Obituary – Erik P. Woit

Erik Woit died in1997.


On Tuesday April 7, 1998 Charleston Marine Containers Inc held a small dedication ceremony in memorial of Erik P. Woit.  David Wall made this speech:


We are here today to honour the late Erik P. Woit and, in his memory, single out a special container built at this new factory for the United States Marine Corps.


Erik was the Sea Containers Senior vice President overseeng all of our company’s north American business activities, including the activity here at Charleston Marine Containers.


A graduate of Allegheny College and Harvard Law School, Erik joined Sea Containers in 1983 after many successful years in private practice in New York and Paris.


I knew Erik when he first came to Sea Containers as we worked together on Sea Containers’ first US manufacturing venture in Chicago.  Erik was a true gentleman and a supportive colleague.  I appreciated his wisdom and knowledge, and was very happy to get reacquainted with him about a year ago when he had an opportunity to visit CMCI, when we were in the construction phase.

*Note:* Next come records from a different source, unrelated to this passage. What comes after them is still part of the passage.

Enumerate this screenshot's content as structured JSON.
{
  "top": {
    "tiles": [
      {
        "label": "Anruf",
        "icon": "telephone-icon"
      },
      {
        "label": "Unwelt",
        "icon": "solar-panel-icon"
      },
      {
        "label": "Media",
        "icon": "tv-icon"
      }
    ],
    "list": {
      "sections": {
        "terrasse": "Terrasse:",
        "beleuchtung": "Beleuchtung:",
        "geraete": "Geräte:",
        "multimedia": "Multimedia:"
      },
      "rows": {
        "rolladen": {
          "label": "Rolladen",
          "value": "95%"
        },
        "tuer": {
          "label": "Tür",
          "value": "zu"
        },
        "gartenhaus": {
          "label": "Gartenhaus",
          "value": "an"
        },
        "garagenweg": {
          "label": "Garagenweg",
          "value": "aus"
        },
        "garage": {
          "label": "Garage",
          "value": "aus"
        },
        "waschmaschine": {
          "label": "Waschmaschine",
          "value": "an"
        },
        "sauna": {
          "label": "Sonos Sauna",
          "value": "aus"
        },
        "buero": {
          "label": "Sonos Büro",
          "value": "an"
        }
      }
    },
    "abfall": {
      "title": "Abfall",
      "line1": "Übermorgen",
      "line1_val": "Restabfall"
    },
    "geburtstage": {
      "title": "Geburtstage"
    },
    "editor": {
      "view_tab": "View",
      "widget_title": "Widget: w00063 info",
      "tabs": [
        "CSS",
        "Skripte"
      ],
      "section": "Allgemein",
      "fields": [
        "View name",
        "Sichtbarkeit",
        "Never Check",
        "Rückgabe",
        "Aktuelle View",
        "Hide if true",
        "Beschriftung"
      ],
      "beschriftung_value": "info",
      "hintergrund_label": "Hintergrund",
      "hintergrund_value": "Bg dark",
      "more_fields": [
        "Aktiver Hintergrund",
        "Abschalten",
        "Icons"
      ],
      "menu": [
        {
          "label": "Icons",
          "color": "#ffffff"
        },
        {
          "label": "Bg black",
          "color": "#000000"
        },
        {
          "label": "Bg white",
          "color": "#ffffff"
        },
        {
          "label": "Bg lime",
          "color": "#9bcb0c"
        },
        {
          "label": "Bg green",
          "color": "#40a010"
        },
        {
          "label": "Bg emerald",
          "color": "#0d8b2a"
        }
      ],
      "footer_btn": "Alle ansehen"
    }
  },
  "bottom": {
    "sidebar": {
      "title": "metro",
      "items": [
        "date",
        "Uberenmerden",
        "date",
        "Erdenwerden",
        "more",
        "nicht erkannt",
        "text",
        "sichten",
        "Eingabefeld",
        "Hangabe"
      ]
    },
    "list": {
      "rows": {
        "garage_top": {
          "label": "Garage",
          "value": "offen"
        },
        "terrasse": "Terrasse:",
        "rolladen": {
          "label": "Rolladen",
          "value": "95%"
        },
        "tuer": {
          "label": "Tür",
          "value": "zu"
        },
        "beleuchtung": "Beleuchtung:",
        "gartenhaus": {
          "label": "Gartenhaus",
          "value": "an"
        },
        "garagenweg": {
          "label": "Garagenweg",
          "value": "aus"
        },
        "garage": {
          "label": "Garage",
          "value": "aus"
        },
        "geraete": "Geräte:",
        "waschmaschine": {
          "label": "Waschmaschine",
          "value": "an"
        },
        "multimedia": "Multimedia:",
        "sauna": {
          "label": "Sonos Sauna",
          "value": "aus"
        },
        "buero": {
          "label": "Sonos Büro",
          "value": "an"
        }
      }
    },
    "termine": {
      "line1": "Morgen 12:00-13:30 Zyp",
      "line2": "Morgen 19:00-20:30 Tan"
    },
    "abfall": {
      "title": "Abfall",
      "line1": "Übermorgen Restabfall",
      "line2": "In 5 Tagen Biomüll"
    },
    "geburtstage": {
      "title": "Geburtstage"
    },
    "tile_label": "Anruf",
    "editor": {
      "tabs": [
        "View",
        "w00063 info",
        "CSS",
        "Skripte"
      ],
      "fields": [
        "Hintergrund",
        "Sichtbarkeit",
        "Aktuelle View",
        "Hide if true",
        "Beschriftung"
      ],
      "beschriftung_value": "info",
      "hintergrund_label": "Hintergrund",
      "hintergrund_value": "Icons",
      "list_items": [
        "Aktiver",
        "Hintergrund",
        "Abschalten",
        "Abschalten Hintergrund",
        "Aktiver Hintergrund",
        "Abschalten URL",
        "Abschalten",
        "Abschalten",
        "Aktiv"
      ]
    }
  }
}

Something that I did not know about Erik back in  1984 was his distinguished career as an officer in the United States Marine Corps.  Commissioned in 1957, Erik Woit served his country both here and in Lebanon, the Mediterranean, the Caribbean, Cuba and Puerto Rco.


In 1994 the USMC named him as the Corps’ representative for the annual Department of Defense base tour.


Shortly before his death, and for his exemplary military service, his remarkable achievements thereafter, and his adherence to the high principles and leadership qualities of the Corps, Erik P. Woit was honoured on October 17, 1997 as the tenth recipient of the Major-General John H. Russell Leadership Award.


Erik was laid to rest, with full military honours, at Arlington National Cemetery in Washington DC.


In Erik’s honour, and with the kind cooperation of the Marine Corps, we have attached a special plaque to this container.  We hope that the servicemen and women of the United States Marine Corps who use this container in the coming years will see this plaque, and know that those who built this container had remembered a fallen comrade and a fellow marine.


Paraphrased from the original article in SeaCo Newsletter No. 90 of Spring 1998.